We affirm that the development of AI is a demonstration of the unique creative abilities of human beings. When AI is employed in accordance with God’s moral will, it is an example of man’s obedience to the divine command to steward creation and to honor Him. We believe in innovation for the glory of God, the sake of human flourishing, and the love of neighbor. While we acknowledge the reality of the Fall and its consequences on human nature and human innovation, technology can be used in society to uphold human dignity. As a part of our God-given creative nature, human beings should develop and harness technology in ways that lead to greater flourishing and the alleviation of human suffering.

We deny that the use of AI is morally neutral. It is not worthy of man’s hope, worship, or love. Since the Lord Jesus alone can atone for sin and reconcile humanity to its Creator, technology such as AI cannot fulfill humanity’s ultimate needs. We further deny the goodness and benefit of any application of AI that devalues or degrades the dignity and worth of another human being. 

Genesis 2:25; Exodus 20:3; 31:1-11; Proverbs 16:4; Matthew 22:37-40; Romans 3:23

Article 1: Image of God

We affirm that God created each human being in His image with intrinsic and equal worth, dignity, and moral agency, distinct from all creation, and that humanity’s creativity is intended to reflect God’s creative pattern.

We deny that any part of creation, including any form of technology, should ever be used to usurp or subvert the dominion and stewardship which has been entrusted solely to humanity by God; nor should technology be assigned a level of human identity, worth, dignity, or moral agency.

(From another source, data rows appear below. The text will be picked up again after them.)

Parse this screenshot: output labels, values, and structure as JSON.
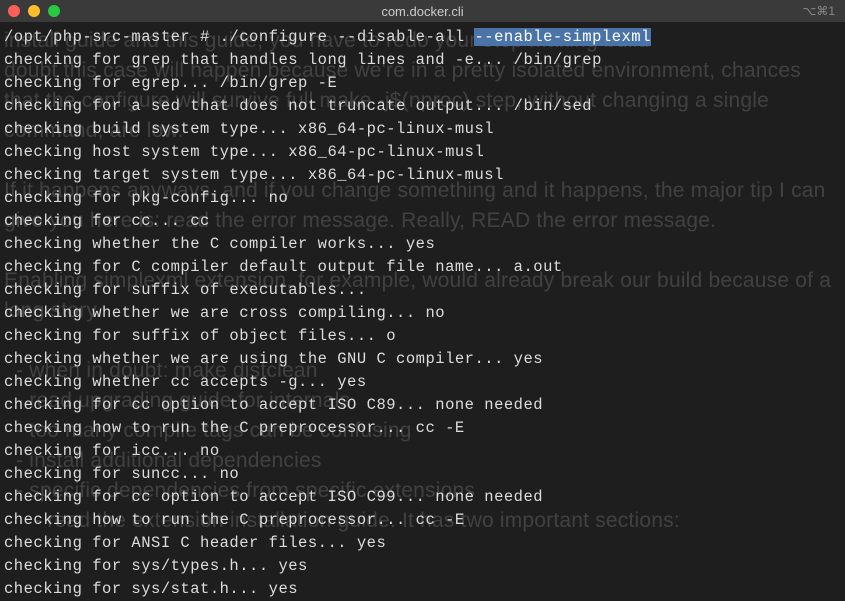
{
  "window": {
    "title": "com.docker.cli",
    "shortcut": "⌥⌘1"
  },
  "prompt": {
    "path": "/opt/php-src-master # ",
    "cmd_part1": "./configure --disable-all ",
    "cmd_selected": "--enable-simplexml"
  },
  "lines": [
    "checking for grep that handles long lines and -e... /bin/grep",
    "checking for egrep... /bin/grep -E",
    "checking for a sed that does not truncate output... /bin/sed",
    "checking build system type... x86_64-pc-linux-musl",
    "checking host system type... x86_64-pc-linux-musl",
    "checking target system type... x86_64-pc-linux-musl",
    "checking for pkg-config... no",
    "checking for cc... cc",
    "checking whether the C compiler works... yes",
    "checking for C compiler default output file name... a.out",
    "checking for suffix of executables...",
    "checking whether we are cross compiling... no",
    "checking for suffix of object files... o",
    "checking whether we are using the GNU C compiler... yes",
    "checking whether cc accepts -g... yes",
    "checking for cc option to accept ISO C89... none needed",
    "checking how to run the C preprocessor... cc -E",
    "checking for icc... no",
    "checking for suncc... no",
    "checking for cc option to accept ISO C99... none needed",
    "checking how to run the C preprocessor... cc -E",
    "checking for ANSI C header files... yes",
    "checking for sys/types.h... yes",
    "checking for sys/stat.h... yes"
  ],
  "background_text": "install guide and this guide, you have to redo your step making build\ndoubt this case will happen because we're in a pretty isolated environment, chances that the configure will survive full make -j$(nproc) step, without changing a single command, are low.\n\nIf it happens anyways, and if you change something and it happens, the major tip I can give you here is: read the error message. Really, READ the error message.\n\nEnabling simplexml extension, for example, would already break our build because of a long story.\n\n  - when in doubt: make distclean\n  - read upgrading guide for internals\n  - too many compile tags can be confusing\n  - install additional dependencies\n  - specific dependencies from specific extensions\n     - read the extension installation guide. It has two important sections:"
}
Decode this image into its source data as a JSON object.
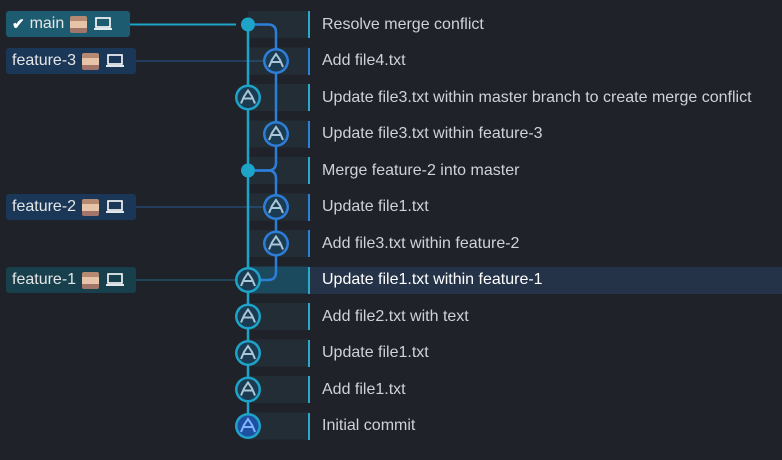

Genesis 1:26-28; 5:1-2; Isaiah 43:6-7; Jeremiah 1:5; John 13:34; Colossians 1:16; 3:10; Ephesians 4:24